Airtech Asia, a division of Airtech Advanced Materials Group, is the world’s largest manufacturer of vacuum bagging and composite tooling materials for the aerospace, wind power, automotive, marine and general composites industries.
When it comes to leading a company in another country, Mo believes that working cross-culturally thrives when you learn the local language. As well as this, you must strive for improvement. “It’s impossible to adjust the culture of every country, but as long as there is improvement, you will create a good team,” he explains.
Mo’s team is a diverse group of people who represent the globe. “We have a great mix of people,” he says. “I always hire a team of people that are experts in their area, but where I am not an expert.”

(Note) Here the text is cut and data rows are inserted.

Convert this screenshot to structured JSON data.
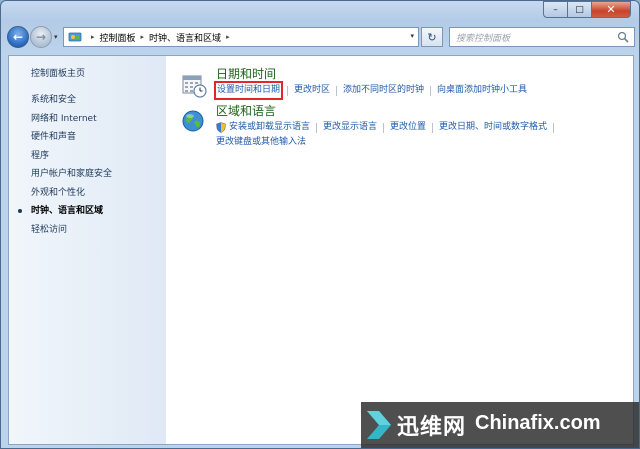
{
  "window": {
    "minimize": "–",
    "maximize": "□",
    "close": "✕"
  },
  "nav": {
    "back_glyph": "←",
    "forward_glyph": "→",
    "dropdown_glyph": "▾",
    "breadcrumbs": [
      "控制面板",
      "时钟、语言和区域"
    ],
    "crumb_separator": "▸",
    "refresh_glyph": "↻",
    "search_placeholder": "搜索控制面板"
  },
  "sidebar": {
    "home": "控制面板主页",
    "items": [
      {
        "label": "系统和安全",
        "active": false
      },
      {
        "label": "网络和 Internet",
        "active": false
      },
      {
        "label": "硬件和声音",
        "active": false
      },
      {
        "label": "程序",
        "active": false
      },
      {
        "label": "用户帐户和家庭安全",
        "active": false
      },
      {
        "label": "外观和个性化",
        "active": false
      },
      {
        "label": "时钟、语言和区域",
        "active": true
      },
      {
        "label": "轻松访问",
        "active": false
      }
    ]
  },
  "sections": [
    {
      "title": "日期和时间",
      "icon": "calendar-clock-icon",
      "links": [
        "设置时间和日期",
        "更改时区",
        "添加不同时区的时钟",
        "向桌面添加时钟小工具"
      ]
    },
    {
      "title": "区域和语言",
      "icon": "globe-icon",
      "links": [
        "安装或卸载显示语言",
        "更改显示语言",
        "更改位置",
        "更改日期、时间或数字格式",
        "更改键盘或其他输入法"
      ]
    }
  ],
  "watermark": {
    "cn": "迅维网",
    "en": "Chinafix.com"
  },
  "colors": {
    "section_title": "#1e5f19",
    "link": "#1f5ba8",
    "highlight_box": "#e2262a"
  }
}
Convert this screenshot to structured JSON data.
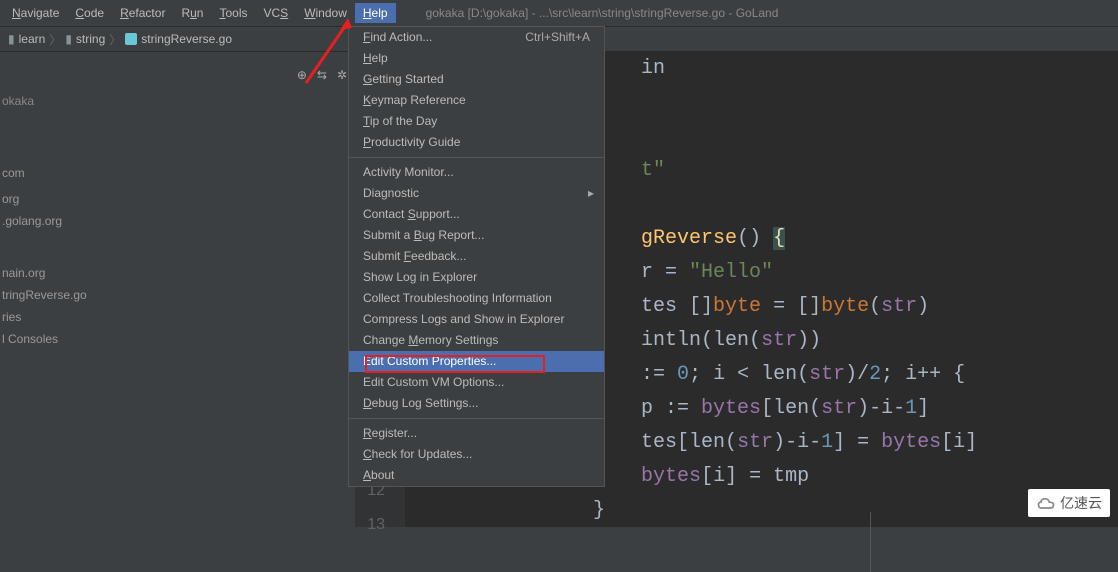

His focus is always to understand the culture of the country and create a well-trained team around him. “Training is critical,” he says. “Just like in a moulding, where you use tools to create something, you must create excellent moulding based on your company requirements, your product requirements, and each product is different.
“People are number one for me. You must have the right people to succeed,” he says. “We hire experienced people, but we still feel it is imperative to retrain. We do training, no matter where the person has come from, for three to six months.”
The company holds monthly meetings with staff to discuss innovation and new ideas. “We talk to people about their department and product improvement,” Mo says. “To me, no suggestion is a bad suggestion. It’s just another way to stay on top of our services to the customer.”
“People are number one for me. you must have the right people.”
Of course, once the company finishes training its people, it eyes the customer. “We are a completely customer-focused company and we try to understand customer needs,”
Mo explains. “We don’t impose our needs or preferences on the customer. We listen to them and provide the applicable services.”
Airtech also ensures it stays at the forefront of processes and procedures and what’s happening in its field. “We must be on top of the changes in the industry and product lines,” Mo says. “Research and development and innovation are critical, especially with our products used in the aerospace sector.”
After his time spent working in Germany at Mark Control, Mo learned that quality should be the priority. “There is no compromise on quality,” he states. “Going to Germany from the United States was a complete cultural change for me. I learned so much and it was one of the best years of my life to change my attitude. There should never be a compromise on safety and quality.”
Another goal for the company is to focus on the environment and profitability. “We must be serious in improving the environment,” he says. “Of course, at the end of the day, we must keep our organisation profitable, because if we are not profitable, the game is over.”
Since the company is making money, it feels it should also contribute to society. In this case, Airtech focuses on education. “I give free lectures to different universities,” Mo says.
“I’m a professor for International Management in the MBA classes. We sponsor many local Chinese students, even though we don’t have to. We find students in Tianjin and assist them in further education.”
“There should never be a compromise on safety and quality.”
Whether 70 or 20 years old, everyone is welcome to join the team at Airtech. Mo sees the benefit of hiring older people for their life experience and wisdom and younger people for a fresh perspective.
“Every year, I hire two or three management trainees, fresh from university, and then we train them from scratch,” he says. “That system is working very well for us because they bring fresh minds and with them new ideas.”
Mo believes that, above all, caring about people makes his team succeed. “We are on the same track,” he says. “They know where to go, what to do and how to act. To Airtech, the number one thing in our management style is people. We have to be caring and loving to our people. Only then will they make impossible things possible.”
Proudly supported by: